### THE INPUT
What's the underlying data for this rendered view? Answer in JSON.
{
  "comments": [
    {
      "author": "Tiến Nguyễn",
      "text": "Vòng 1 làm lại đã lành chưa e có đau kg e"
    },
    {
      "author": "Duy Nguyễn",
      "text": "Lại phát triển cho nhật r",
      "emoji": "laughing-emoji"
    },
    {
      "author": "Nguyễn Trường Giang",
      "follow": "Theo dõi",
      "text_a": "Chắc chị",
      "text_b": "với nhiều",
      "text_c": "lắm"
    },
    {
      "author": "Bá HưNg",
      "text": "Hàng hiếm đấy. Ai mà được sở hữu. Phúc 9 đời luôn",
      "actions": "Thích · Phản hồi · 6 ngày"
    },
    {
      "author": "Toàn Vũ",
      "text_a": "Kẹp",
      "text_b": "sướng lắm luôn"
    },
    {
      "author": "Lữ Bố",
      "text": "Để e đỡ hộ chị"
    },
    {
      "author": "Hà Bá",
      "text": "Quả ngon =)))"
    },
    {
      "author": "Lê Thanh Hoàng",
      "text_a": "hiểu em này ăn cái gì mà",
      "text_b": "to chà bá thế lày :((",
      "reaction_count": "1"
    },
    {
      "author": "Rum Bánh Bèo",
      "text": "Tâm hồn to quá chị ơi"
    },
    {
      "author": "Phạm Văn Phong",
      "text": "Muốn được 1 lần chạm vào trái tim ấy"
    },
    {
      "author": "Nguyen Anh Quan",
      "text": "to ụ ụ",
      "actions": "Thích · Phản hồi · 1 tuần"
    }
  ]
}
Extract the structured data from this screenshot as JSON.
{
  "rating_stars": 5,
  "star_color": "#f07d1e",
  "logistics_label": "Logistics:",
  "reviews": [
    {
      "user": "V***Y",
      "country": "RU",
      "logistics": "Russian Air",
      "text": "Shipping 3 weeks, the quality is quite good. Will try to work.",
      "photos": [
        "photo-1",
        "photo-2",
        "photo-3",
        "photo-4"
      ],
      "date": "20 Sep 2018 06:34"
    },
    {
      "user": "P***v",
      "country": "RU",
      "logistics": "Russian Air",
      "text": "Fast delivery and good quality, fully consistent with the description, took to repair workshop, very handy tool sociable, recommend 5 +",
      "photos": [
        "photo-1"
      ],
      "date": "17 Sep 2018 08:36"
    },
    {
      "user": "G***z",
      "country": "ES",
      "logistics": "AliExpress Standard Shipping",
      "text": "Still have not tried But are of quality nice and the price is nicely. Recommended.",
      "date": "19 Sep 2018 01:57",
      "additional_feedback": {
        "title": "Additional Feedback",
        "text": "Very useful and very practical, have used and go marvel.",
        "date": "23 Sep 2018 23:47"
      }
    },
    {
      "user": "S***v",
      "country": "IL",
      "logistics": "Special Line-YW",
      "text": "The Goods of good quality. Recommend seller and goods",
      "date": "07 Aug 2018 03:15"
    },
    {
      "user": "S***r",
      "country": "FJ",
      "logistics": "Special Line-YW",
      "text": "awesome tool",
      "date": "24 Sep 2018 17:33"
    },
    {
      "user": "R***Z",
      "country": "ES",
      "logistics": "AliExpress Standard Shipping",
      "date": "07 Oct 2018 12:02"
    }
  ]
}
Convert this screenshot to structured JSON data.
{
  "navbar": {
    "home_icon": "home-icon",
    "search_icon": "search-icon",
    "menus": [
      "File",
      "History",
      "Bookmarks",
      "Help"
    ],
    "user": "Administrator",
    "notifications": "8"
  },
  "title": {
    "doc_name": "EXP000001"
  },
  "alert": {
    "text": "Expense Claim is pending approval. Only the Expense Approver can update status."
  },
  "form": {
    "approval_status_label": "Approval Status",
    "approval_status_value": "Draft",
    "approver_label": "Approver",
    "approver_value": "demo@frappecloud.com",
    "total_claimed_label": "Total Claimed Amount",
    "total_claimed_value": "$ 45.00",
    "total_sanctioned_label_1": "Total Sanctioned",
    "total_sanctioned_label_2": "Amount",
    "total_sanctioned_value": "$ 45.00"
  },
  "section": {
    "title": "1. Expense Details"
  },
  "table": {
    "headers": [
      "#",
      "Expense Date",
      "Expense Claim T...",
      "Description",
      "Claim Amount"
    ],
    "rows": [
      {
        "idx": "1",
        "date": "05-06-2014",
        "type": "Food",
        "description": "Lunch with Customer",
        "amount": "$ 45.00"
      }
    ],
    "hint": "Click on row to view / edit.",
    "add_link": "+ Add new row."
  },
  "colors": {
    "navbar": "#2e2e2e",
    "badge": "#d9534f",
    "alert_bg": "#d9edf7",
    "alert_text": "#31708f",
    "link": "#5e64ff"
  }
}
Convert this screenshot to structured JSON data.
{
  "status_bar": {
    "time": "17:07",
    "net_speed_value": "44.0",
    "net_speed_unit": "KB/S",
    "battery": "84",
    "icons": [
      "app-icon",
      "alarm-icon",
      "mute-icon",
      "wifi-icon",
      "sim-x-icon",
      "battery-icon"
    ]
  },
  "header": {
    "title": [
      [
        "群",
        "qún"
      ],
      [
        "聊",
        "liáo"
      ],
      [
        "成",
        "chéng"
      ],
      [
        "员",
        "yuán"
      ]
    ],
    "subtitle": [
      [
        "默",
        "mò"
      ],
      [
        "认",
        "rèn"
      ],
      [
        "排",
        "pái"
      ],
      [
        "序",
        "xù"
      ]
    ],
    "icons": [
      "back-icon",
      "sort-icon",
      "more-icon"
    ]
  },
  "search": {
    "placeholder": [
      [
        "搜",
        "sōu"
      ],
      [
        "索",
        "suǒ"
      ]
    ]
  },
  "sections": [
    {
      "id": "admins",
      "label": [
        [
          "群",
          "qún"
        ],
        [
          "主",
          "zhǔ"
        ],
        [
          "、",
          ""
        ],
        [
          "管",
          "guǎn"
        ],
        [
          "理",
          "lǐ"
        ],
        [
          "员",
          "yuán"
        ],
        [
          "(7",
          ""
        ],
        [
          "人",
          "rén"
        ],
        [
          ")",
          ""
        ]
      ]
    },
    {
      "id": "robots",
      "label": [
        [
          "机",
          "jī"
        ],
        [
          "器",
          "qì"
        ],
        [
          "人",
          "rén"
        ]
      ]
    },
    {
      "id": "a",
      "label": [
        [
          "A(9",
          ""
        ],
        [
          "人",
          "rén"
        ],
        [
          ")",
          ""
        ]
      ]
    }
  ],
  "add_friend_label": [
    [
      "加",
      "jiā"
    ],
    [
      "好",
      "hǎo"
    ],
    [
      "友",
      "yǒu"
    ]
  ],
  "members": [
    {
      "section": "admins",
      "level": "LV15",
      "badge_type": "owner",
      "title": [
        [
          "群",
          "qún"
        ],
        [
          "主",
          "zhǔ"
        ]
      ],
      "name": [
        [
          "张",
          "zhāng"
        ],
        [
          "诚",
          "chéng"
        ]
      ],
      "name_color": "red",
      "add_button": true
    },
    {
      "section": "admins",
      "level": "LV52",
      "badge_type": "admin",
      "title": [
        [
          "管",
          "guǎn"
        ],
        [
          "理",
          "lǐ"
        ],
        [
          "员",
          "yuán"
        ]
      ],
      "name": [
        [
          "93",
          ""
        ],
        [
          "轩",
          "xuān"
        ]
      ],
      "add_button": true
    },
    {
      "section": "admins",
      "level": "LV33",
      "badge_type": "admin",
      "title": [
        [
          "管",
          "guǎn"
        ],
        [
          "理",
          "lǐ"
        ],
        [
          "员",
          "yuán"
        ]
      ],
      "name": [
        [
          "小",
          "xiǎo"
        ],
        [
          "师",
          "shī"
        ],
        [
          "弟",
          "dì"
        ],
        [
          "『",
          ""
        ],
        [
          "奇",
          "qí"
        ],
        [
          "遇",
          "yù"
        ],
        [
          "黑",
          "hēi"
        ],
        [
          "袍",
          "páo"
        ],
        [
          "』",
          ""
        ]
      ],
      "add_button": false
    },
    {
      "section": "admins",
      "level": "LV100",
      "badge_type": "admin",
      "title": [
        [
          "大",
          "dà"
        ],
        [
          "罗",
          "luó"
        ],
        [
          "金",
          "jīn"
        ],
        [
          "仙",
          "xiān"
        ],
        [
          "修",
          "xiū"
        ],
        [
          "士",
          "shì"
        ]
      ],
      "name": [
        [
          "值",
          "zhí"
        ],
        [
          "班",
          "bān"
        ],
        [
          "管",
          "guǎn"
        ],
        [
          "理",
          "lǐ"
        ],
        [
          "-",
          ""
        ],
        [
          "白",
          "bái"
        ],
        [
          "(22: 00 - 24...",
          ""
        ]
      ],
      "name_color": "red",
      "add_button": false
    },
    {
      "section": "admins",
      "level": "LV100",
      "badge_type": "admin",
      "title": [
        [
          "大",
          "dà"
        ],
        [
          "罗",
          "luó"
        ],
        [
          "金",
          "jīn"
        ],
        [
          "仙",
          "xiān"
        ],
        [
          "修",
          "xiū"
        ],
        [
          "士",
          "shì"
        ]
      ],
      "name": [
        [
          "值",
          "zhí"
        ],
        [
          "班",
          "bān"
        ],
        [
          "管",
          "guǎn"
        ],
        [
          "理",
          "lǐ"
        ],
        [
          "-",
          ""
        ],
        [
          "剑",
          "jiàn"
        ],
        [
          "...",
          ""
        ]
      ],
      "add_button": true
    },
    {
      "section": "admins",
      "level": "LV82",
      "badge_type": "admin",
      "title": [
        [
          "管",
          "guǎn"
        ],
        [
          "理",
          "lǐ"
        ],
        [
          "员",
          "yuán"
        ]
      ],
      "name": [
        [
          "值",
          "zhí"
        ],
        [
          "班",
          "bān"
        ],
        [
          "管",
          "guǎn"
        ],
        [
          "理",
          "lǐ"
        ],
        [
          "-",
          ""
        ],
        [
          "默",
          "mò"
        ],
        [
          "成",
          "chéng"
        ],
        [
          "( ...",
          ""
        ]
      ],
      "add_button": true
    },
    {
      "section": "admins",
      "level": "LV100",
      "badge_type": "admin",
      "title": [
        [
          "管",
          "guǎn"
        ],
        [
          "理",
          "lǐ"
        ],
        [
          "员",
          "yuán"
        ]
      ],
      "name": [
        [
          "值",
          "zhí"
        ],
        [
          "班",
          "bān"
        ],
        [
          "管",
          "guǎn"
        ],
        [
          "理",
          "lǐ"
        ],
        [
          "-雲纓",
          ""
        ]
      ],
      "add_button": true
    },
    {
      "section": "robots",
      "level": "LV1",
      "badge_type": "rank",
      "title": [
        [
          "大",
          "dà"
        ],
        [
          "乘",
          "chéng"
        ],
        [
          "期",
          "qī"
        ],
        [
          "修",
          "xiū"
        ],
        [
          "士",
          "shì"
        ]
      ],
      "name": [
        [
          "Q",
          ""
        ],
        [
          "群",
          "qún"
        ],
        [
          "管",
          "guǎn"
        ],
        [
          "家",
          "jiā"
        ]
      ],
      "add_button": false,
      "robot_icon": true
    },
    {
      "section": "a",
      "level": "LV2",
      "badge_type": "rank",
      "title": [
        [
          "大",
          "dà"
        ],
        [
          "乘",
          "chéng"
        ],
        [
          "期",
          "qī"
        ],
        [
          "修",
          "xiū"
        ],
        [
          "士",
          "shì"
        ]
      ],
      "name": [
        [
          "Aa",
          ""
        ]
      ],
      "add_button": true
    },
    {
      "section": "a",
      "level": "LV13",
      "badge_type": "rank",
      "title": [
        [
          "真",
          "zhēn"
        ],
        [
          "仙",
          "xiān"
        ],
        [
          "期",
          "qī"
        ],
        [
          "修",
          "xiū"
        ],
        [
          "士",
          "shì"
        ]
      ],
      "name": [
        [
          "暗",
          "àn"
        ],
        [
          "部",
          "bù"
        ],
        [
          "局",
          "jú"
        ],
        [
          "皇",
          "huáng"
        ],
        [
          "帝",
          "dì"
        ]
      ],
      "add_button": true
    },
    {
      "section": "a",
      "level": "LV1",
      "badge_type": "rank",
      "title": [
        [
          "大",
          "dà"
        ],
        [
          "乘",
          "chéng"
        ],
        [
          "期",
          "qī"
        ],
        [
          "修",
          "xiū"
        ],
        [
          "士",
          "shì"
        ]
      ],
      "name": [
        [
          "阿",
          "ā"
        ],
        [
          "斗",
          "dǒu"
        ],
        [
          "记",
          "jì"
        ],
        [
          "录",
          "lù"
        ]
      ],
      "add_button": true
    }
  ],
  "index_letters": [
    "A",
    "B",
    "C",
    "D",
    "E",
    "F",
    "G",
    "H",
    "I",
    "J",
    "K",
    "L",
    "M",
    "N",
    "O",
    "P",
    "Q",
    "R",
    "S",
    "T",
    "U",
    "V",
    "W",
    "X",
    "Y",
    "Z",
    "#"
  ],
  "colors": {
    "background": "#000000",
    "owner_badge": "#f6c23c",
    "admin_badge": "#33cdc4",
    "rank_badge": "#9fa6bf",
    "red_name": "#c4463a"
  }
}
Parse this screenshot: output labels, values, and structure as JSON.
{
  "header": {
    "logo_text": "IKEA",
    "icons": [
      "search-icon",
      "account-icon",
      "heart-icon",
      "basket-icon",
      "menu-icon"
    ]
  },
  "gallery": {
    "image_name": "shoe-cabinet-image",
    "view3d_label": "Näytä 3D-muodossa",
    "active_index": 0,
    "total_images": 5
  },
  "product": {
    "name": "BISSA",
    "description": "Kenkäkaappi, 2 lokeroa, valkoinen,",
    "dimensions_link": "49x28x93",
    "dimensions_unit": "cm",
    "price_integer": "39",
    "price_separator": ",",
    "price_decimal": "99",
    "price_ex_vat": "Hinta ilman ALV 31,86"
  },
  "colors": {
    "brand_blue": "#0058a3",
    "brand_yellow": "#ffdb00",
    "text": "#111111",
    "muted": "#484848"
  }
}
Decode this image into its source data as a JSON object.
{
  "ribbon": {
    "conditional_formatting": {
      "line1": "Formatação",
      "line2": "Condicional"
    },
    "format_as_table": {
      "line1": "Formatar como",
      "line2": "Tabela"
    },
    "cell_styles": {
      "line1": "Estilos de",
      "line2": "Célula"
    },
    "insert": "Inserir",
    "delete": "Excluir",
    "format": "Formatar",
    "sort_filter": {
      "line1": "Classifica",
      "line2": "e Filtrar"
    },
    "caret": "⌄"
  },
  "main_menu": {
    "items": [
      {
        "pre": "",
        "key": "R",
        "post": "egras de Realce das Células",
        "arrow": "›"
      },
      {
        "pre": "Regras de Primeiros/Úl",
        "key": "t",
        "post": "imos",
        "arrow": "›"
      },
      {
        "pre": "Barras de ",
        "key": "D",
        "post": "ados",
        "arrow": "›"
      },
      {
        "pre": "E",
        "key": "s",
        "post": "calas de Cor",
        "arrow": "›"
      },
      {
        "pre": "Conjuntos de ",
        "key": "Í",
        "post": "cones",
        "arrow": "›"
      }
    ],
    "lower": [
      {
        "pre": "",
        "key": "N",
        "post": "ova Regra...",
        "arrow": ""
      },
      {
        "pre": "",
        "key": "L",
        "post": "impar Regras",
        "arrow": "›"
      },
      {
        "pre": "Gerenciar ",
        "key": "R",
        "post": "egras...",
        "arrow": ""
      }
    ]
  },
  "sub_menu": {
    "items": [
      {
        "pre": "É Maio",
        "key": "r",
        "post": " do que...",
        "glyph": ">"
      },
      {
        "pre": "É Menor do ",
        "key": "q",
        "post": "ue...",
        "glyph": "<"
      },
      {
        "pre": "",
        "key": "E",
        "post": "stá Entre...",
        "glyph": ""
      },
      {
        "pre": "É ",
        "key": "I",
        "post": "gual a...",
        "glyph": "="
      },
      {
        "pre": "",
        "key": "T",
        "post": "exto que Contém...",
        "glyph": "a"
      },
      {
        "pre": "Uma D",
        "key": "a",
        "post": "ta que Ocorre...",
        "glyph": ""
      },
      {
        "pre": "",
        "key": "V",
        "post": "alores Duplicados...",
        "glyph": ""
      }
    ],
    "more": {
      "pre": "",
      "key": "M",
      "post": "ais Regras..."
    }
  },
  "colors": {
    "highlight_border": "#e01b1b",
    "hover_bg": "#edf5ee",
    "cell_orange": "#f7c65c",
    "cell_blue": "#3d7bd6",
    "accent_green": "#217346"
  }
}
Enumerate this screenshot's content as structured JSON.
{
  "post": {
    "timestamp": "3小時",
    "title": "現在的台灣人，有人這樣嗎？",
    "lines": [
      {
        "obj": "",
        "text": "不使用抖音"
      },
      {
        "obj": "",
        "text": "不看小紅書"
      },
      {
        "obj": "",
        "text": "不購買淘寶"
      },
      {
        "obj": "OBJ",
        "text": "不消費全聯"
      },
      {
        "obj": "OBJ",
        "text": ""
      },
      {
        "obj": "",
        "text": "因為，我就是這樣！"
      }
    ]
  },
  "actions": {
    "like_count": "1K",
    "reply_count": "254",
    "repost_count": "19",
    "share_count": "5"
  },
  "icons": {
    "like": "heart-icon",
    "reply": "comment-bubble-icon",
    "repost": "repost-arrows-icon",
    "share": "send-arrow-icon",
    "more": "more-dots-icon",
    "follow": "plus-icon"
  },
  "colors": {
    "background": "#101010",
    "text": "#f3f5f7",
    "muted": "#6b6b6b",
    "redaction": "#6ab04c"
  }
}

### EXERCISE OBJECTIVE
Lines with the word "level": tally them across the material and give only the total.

### OUTPUT
11